The Mattachine Society never successfully filed a discrimination suit based on the Sip-In, though in a related case the following year, a state court ruled that bars could not be shut down for the presence of homosexuality alone. But the message they espoused—that they had the right not just to exist in public spaces, but to be out in those spaces—is one that still resonates. Only in June of this year did the Supreme Court rule on another case that, if decided differently, could have endangered any queer or trans person who dared to declare their identity openly in a hostile space.

Julius’, at the corner of Waverly Place and West 10th Street, New York City / Photo by dbimages, Alamy

Today, Julius’ has been in operation for some 150-plus years, having opened in the 1860s and remained in business throughout the entire twentieth century. Its long history is evident in the physical space. Julius’ is practically a museum, from the wagon-wheel chandeliers to the Jacob Ruppert Brewery barrels that support the century-old oak bar. Framed black-and-white photos on the wall have been up for at least 75 years, and probably longer—they appear in the background of a picture that the photographer Weegee took at the bar in 1945.

Even the menu is old. The bar’s tiny kitchen still serves the same hamburgers that a guidebook author called “peerless” in 1959.

That history is important, says Ken Lustbader, one of the founders and directors of the NYC LGBT Historic Sites Project, which successfully nominated Julius’ to the National Register of Historic Places in 2016.

“It’s what a community space should look like…you get to meet some of our queer elders and have conversations with people who have been in that same seat for 30 years or more. And I think that’s something to embrace.” —Jason Rosenberg, member of ACT UP and Julius’ patron

“Julius’ is authentic,” he says. “You go to Julius’ and you’re in a physical space that would be recognizable to someone who went there in the early twentieth century. So, in some ways you’re time-traveling. It enables you to go in there and know that there were so many people who came before you, and that history was made in this location that changed the trajectory of LGBT rights…that’s the wonder of it.”

ACT UP, the long-running queer activist group, hosts an annual fundraiser at Julius’, bringing in a DJ and decking the bar with ACT UP buttons, flyers and signs.

“It’s my favorite bar,” says Jason Rosenberg, a member of ACT UP who’s been visiting Julius’ for about five years. “It’s one of the few queer bars that have stuck to its roots of serving the community and actually investing its time and energy in the community.”

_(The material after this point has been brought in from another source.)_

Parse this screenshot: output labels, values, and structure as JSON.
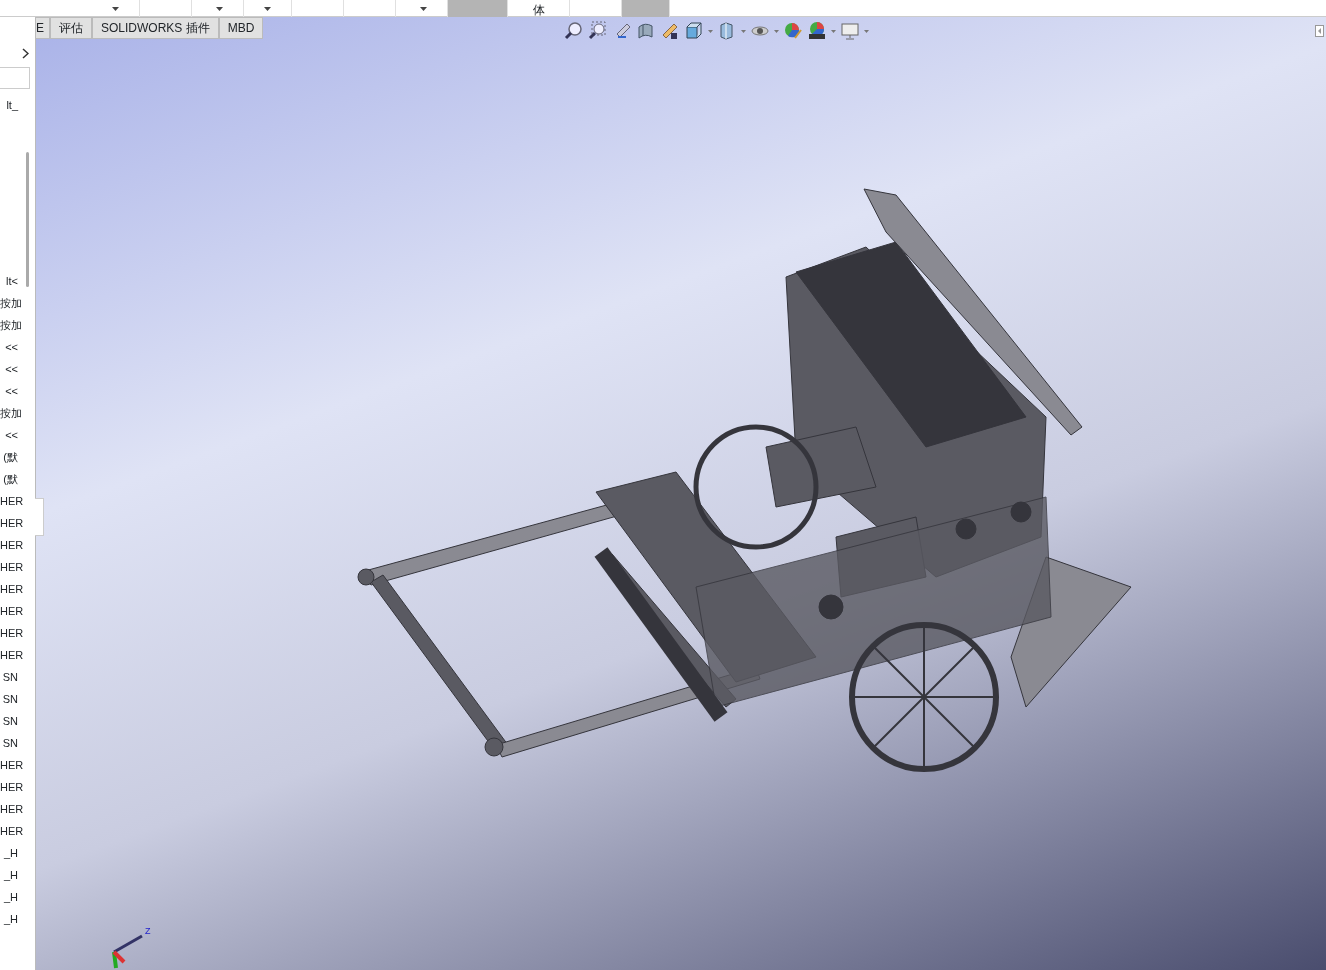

The bar’s widely beloved owner, Helen Buford, donates to the organization every year. She also opens Julius’ doors wide on Thanksgiving and Christmas, serving a buffet dinner for anyone who might want to spend the holiday there.

“It’s what a community space should look like,” says Rosenberg. Plus, he adds, “you get to meet some of our queer elders and have conversations with people who have been in that same seat for 30 years or more. And I think that’s something to embrace.”

In 1966, at the time of the Sip-In, Julius’ had been a popular gay haunt for close to a decade—one 1964 write-up describes it, euphemistically, as drawing “an amazing quantity of attractive men, theater notables.” But it was far from an openly gay bar, as the Mattachines Sip-In illustrated. Their protest called for recognition—it was, in a sense, the first public claim to Julius’ as a gay space. Their protest called for recognition. It was, in a sense, the first public claim to Julius’ as a gay space.

Today, 54 years later, they have definitively won. Julius’ big windows face onto the street, the bar’s unofficial historian and long-time regular Tom Bernardin points out. They are open, inviting they hide nothing. And this month, for Pride, they are decorated with long paper chains of rainbow hearts.

“We need it,” says Bernardin, when asked about what makes Julius’ special. “Marriage equality, the Supreme Court [ruling], all of that’s great news. But we need a place to be able to talk.”


Watch the video: Julius Bar site of historic gay sip in threatened by pandemic